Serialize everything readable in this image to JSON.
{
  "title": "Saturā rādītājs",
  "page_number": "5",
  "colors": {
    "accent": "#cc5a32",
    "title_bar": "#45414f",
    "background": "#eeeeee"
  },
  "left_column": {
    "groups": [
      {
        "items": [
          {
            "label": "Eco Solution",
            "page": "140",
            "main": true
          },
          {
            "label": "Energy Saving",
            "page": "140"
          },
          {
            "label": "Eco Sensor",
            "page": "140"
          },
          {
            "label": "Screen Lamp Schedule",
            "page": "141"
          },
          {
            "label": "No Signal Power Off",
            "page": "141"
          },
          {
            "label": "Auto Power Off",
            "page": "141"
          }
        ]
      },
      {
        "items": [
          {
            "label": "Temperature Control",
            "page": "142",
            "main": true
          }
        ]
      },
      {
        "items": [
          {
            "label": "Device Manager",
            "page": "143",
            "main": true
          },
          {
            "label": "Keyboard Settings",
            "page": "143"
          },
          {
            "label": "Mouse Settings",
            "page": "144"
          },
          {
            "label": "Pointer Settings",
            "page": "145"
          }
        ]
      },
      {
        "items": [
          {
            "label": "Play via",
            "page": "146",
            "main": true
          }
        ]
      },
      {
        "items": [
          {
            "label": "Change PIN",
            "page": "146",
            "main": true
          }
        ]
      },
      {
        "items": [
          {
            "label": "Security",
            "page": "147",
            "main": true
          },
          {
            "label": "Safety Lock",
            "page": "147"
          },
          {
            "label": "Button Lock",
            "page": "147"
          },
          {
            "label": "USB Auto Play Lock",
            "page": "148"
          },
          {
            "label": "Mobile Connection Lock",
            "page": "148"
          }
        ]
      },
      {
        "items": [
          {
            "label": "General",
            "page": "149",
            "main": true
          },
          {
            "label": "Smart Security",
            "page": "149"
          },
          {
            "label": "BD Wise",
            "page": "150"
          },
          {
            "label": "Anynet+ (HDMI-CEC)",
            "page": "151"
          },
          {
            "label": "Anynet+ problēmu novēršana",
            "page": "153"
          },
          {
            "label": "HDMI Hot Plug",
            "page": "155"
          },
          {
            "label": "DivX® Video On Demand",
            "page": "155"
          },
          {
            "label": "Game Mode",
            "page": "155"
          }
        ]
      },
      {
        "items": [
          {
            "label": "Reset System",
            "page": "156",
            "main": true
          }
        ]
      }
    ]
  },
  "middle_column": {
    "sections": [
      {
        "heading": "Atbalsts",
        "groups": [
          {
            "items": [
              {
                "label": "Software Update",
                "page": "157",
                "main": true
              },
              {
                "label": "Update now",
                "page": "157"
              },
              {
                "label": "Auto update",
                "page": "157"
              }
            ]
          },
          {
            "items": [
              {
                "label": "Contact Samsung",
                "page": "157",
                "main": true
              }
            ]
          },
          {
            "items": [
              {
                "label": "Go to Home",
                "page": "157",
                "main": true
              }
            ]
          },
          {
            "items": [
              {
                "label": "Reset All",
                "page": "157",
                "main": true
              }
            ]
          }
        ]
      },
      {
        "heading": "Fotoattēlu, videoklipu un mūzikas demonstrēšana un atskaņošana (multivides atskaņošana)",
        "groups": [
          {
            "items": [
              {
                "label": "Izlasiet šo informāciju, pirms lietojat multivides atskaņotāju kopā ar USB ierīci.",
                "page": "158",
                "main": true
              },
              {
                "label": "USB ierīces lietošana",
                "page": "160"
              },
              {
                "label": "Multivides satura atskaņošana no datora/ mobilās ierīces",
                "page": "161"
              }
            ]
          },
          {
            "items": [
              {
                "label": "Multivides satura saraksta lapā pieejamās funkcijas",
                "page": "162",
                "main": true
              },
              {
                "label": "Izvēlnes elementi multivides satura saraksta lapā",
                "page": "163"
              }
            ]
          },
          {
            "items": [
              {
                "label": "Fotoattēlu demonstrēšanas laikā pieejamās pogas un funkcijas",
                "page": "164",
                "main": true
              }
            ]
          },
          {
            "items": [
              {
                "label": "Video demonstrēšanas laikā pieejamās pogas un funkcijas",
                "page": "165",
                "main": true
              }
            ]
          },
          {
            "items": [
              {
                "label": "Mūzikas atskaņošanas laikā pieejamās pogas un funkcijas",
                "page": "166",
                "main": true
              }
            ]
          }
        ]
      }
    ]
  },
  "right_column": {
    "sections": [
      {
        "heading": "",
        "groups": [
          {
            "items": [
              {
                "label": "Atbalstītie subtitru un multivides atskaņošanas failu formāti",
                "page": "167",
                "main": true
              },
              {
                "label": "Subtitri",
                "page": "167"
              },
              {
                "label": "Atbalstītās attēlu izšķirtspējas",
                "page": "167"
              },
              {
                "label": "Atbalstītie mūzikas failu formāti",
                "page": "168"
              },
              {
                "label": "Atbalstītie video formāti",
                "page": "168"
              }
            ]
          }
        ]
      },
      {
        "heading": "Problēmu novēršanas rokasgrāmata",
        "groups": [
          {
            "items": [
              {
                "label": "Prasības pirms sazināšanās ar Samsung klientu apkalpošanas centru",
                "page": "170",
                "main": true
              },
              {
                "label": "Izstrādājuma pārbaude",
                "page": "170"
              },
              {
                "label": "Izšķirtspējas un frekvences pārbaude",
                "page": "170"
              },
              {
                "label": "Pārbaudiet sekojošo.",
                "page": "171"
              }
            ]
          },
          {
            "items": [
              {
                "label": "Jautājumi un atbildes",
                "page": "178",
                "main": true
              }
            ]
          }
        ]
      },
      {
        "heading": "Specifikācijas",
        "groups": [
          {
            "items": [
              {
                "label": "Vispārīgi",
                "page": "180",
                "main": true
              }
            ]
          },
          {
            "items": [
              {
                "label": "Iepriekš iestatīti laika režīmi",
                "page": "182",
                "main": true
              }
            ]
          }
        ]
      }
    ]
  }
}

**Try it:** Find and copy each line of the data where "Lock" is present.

**Result of the task:**
            "label": "Safety Lock",
            "label": "Button Lock",
            "label": "USB Auto Play Lock",
            "label": "Mobile Connection Lock",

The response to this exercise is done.